What would a forest be without amazing trees? While in the forest, looking for nicely shaped trees to photograph will emphasize a usual natural body. Interesting tree shapes are generally driven by the trunk of the tree. Depending on the type of trees, you might be looking for different effects. For example, birches might have elegant rounded shapes, especially if growing on ascending ground, but can also be totally straight if growing on flat grounds. Don't worry, It is not necessary to study tree biology to find nice looking trees, but look around wisely as you walk. This is one of these case where using an ultra-wide angle will be beneficial. The distortion created by the lens will emphasize the shapes of trees on both ends, making them look dominating in the picture.
9- Get abstract by playing with colors
Fall is obviously an attractive time of the year to capture the changing colors of the leafs around forests and woodlands. Abstraction in landscape photography has always a great effect on the viewer. In addition, it helps focusing on interesting details or color compositions. The focus here might be on leafs, water reflection, part of a branch, colors grading, of leaves etc. A fascinating approach is to take advantage of watermarks around a forest and play, for example, with reflections.
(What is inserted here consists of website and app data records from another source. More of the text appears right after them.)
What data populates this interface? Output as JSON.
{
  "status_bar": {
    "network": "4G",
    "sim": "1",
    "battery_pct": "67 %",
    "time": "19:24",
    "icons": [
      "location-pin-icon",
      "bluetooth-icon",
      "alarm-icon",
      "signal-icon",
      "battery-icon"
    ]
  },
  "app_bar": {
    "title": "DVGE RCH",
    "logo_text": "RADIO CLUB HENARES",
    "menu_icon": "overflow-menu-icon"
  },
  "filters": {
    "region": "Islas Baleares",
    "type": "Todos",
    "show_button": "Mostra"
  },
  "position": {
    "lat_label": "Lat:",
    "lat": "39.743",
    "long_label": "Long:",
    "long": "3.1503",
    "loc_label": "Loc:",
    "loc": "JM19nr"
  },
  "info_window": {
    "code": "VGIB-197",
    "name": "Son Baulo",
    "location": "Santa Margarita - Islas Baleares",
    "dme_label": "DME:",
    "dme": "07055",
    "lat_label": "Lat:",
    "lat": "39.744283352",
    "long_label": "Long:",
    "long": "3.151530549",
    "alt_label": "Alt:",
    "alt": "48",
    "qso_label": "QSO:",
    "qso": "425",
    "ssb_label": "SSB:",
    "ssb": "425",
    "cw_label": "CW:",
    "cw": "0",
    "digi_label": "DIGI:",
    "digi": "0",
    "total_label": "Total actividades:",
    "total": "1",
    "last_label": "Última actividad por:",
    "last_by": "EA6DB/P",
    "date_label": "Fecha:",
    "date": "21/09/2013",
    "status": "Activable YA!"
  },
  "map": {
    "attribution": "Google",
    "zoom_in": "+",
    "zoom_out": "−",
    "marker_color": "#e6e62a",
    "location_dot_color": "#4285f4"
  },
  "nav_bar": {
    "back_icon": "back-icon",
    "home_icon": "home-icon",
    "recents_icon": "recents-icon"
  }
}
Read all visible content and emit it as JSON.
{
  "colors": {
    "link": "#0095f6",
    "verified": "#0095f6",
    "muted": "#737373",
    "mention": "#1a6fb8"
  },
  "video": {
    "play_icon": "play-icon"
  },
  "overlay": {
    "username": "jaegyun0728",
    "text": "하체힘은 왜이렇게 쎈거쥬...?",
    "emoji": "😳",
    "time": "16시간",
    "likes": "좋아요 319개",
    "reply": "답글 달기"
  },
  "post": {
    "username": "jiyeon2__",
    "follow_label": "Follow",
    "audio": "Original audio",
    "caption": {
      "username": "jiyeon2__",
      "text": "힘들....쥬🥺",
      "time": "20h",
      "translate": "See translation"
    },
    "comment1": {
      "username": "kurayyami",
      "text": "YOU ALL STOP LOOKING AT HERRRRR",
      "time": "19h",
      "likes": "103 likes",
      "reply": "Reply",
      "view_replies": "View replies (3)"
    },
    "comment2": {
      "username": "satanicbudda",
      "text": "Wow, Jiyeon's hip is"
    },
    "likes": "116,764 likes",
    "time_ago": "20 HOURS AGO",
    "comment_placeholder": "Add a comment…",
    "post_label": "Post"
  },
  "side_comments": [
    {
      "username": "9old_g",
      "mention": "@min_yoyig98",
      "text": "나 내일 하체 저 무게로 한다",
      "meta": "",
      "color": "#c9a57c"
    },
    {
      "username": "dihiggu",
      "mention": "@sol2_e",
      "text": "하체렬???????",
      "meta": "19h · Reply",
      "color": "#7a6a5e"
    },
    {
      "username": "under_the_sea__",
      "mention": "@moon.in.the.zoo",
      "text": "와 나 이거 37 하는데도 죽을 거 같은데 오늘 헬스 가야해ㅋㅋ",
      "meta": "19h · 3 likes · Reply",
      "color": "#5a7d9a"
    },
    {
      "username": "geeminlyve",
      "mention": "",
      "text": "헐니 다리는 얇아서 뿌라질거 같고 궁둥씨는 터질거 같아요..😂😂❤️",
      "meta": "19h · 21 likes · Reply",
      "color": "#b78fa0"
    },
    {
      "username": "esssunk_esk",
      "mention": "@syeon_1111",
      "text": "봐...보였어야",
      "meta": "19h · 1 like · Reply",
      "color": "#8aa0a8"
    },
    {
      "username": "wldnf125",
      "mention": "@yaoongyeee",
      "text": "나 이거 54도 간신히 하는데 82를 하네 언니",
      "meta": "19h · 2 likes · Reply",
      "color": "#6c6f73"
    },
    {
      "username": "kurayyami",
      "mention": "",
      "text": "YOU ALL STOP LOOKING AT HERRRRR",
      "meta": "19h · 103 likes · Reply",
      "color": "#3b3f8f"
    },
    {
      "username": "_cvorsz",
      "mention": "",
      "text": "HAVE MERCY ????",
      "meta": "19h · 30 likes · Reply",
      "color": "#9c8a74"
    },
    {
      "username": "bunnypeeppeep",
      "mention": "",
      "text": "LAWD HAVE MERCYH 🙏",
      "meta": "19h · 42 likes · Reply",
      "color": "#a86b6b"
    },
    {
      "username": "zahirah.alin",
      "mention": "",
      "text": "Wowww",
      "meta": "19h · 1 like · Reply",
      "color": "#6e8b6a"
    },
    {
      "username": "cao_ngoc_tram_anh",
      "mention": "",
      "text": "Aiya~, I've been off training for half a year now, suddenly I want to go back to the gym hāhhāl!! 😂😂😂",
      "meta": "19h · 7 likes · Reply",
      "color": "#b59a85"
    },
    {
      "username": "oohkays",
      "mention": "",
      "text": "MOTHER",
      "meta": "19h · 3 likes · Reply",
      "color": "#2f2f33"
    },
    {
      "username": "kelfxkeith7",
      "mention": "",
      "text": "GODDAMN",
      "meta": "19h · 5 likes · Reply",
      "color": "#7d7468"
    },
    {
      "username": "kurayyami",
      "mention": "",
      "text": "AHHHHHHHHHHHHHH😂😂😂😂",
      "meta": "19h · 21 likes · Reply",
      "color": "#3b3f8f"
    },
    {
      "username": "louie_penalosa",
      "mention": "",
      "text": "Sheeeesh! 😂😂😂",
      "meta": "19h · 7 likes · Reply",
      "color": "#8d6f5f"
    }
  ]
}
A longer lens is likely to be more appropriate in most of these cases.
10- Man-made structures can add a lot to a composition
Landscape photography does not usually include much of man-made structures. However, some of them can really add to the whole atmosphere of a picture. This is the case for forest and woodland photography. Structures such as houses, chalets or water mills can be wonderful if well integrated into the landscape. Capturing those do not follow a specific rule as it really depends on the surrounding. A watermill captured closely with a waterfall would require a wide angle, while a chalet hidden in the woods in the middle of nicely colored trees may require the use of a longer lens.
11- Catch epic phenomenon if you can
If a lot can be predicted in landscape photography, capturing the moment is the essence of photography and something nearly unpredictable. Capturing singular and epic phenomenons, such as strong winds or rain effects for example, will be the base of the photograph. This type of photographs are usually based on luck unless the event is happening regularly. In general, there would be no rules in terms of what lens to use or composition to privilege. It really depends on the scene. The photograph should not think twice before shooting them. As for an example, the below photograph was shot as a mini tornado was making the fallen leaves of the forest flying in height. This was a really interesting phenomenon to see and photograph. The scene lasted only a few seconds before stopping.
Do not hesitate to let me know in the comment section below which tip do you prefer, if I missed one, or if you have any questions related to this article.
About the Author
I am Rémi Bergougnoux, a French travel and landscape photographer currently based in Zurich, Switzerland. My most influential destinations include Latin America, where I spent about a year, Namibia, Iceland, Lofoten and certainly many others.
Aside from photography, hiking, cooking, enjoying good wines and socializing are my main hobbies.